Sunday 16th March 2008
Going to Dudmaston in December to check out my armchair
planning showed that the map could do with an update, after the first 3 control
sites I checked were found to be unusable!
The weather early on the day, and when I was putting the controls out, was generally poor, in line with my reputation from Titterstone and Bucknell, which might explain the poor turnout. During the competition it was very nice weather.
I did hear a couple of comments that the light green was too easy. Unfortunately I didn't have the chance to read Barry Elkington's excellent article. I hadn't really realised that in an area such as Dudmaston, with a Technical Difficulty rating maximum of 4, the light green should be a short green rather than a slightly longer and harder Orange. Having said that though, the times were not out of line. Probably I should have made it shorter but harder.
Barry McGowan (HOC)
I like Dudmaston. It is unusual among HOC areas in that it has actually improved over recent years, and much of it is really delightful. The brambles, and some rhodies, are still there, but nowhere near as fierce as they were when we originally mapped it. My first ever Planning job was here in 1985. It was distinguished by two things: very few people could get there because of deep snowdrifts blocking the roads, and my Controller fell down an unmapped and forgotten well. The 2008 rainfall was nothing compared with that blizzard, and I am pleased to say that my Controller managed to lever himself safely out of the well and was seen here running in the 2008 event.
With such experienced and competent fellow officials as Barry and Charlie, it was no surprise that my own input was no more than a tweak here and there. The day went well, and the results bear out that statement. There was only one incident: some runners reported aggro with the driver of a 4x4 ravaging the hillside near control 141. By the time I got there, the National Trust warden was standing in front of it to prevent it driving away, whilst his colleague had gone to call the police.

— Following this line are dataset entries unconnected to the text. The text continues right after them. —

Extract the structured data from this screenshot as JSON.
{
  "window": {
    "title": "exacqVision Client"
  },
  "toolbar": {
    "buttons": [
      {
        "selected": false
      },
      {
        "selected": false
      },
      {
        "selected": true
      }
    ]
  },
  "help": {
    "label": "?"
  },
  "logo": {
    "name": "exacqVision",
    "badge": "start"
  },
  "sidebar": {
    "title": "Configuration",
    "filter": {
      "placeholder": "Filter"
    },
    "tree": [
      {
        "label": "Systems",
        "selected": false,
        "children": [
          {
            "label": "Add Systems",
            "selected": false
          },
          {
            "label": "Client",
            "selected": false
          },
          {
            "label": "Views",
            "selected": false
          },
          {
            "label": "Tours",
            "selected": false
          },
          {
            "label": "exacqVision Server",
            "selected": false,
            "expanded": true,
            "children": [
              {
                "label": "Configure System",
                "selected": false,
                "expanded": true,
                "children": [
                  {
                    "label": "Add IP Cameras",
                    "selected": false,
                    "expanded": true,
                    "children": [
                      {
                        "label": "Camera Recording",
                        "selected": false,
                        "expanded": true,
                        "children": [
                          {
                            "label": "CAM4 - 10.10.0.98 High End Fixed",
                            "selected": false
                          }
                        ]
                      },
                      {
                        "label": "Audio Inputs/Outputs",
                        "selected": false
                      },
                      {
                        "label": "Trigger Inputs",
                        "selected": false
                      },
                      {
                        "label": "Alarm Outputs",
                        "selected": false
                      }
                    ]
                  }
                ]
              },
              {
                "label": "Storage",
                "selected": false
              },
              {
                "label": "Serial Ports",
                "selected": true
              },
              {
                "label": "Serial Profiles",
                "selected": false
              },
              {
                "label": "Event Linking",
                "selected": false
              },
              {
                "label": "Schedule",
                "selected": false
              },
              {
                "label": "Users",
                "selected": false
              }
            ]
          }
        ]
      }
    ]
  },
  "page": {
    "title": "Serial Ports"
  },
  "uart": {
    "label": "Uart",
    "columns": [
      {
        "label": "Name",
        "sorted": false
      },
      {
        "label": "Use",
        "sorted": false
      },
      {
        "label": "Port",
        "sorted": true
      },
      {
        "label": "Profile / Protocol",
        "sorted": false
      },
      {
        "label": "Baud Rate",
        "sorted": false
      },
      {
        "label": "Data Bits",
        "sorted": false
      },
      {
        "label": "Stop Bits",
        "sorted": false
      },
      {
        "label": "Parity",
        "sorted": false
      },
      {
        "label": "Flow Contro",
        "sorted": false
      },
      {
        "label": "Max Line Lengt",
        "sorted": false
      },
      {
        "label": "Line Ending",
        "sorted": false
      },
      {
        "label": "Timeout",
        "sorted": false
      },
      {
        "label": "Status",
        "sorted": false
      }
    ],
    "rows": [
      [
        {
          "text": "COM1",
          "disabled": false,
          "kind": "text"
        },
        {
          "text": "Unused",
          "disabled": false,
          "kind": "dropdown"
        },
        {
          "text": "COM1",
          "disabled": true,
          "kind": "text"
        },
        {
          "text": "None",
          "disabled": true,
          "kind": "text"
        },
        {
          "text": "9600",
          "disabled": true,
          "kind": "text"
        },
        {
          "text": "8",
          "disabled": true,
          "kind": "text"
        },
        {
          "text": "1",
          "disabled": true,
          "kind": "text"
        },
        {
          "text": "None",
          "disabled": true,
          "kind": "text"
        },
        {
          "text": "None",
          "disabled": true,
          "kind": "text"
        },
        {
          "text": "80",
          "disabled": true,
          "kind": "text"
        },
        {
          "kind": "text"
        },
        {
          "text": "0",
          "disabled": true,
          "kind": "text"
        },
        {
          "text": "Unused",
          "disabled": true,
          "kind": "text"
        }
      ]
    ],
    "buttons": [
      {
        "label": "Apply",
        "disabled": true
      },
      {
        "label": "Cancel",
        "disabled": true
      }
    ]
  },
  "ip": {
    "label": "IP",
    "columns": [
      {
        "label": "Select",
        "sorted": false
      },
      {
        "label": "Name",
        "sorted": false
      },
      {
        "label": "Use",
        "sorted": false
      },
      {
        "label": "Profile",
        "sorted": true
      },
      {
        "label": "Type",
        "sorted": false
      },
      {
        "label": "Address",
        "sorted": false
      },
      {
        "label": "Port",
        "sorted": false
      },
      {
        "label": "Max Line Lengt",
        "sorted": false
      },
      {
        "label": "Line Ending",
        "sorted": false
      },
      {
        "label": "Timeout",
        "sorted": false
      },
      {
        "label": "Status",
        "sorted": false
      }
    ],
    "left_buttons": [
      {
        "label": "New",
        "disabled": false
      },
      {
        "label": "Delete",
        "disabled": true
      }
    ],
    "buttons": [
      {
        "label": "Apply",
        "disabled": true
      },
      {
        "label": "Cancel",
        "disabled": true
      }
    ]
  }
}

Regular orienteers are probably getting used to see "Radio Orienteers" courses incorporated into normal orienteering events. Dudmaston was such an occasion, and attracted the usual mix of those who are primarily orienteers, those who are primarily radio amateurs, and those who have embraced both disciplines. The full Radio-O results from Dudmaston can be found at http://www.ardf.btinternet.co.uk/trial.html and illustrate that the most successful competitors come from the last category.
Dudmaston is actually quite a small area for this discipline, and therefore required a fair bit of care in planning the radio control locations in order to achieve the desired outcome of a challenging and interesting course, within the confines of the wood. I think the results show that I achieved this.
Congratulations to the winners for some excellent times go together with encouraging performances from the less experienced competitors. It was especially gratifying to welcome some newcomers - they will discover that the first event is always the hardest as they get to grips with unfamiliar techniques and that from here, progress up the learning curve will be rapid.
Whilst I had personally planned the radio courses, I was very busy on the day with my main job as Controller of the normal O-courses, so I am enormously grateful to Bob Titterington (of Leicestershire OC, Radio Amateur G3ORY) and Geoffrey Foster (of Harlequins OC, Radio Amateur G8UKT) for looking after the operation on the day.
Robert Vickers (Harlequins OC and Radio Amateur G3ORI)
Thanks to all of you who turned up to today's event and thanks too to the willing and efficient band of HOC helpers.
The event appears to have run fairly smoothly despite the changes being made to the map by the forestry operations which had been taking place over the preceding month.
Once again we were warmly welcomed to the Dudmaston estate by the National Trust which made every effort to minimise the impact of the tree felling. Thanks also to them.
Charlie Nelson (HOC)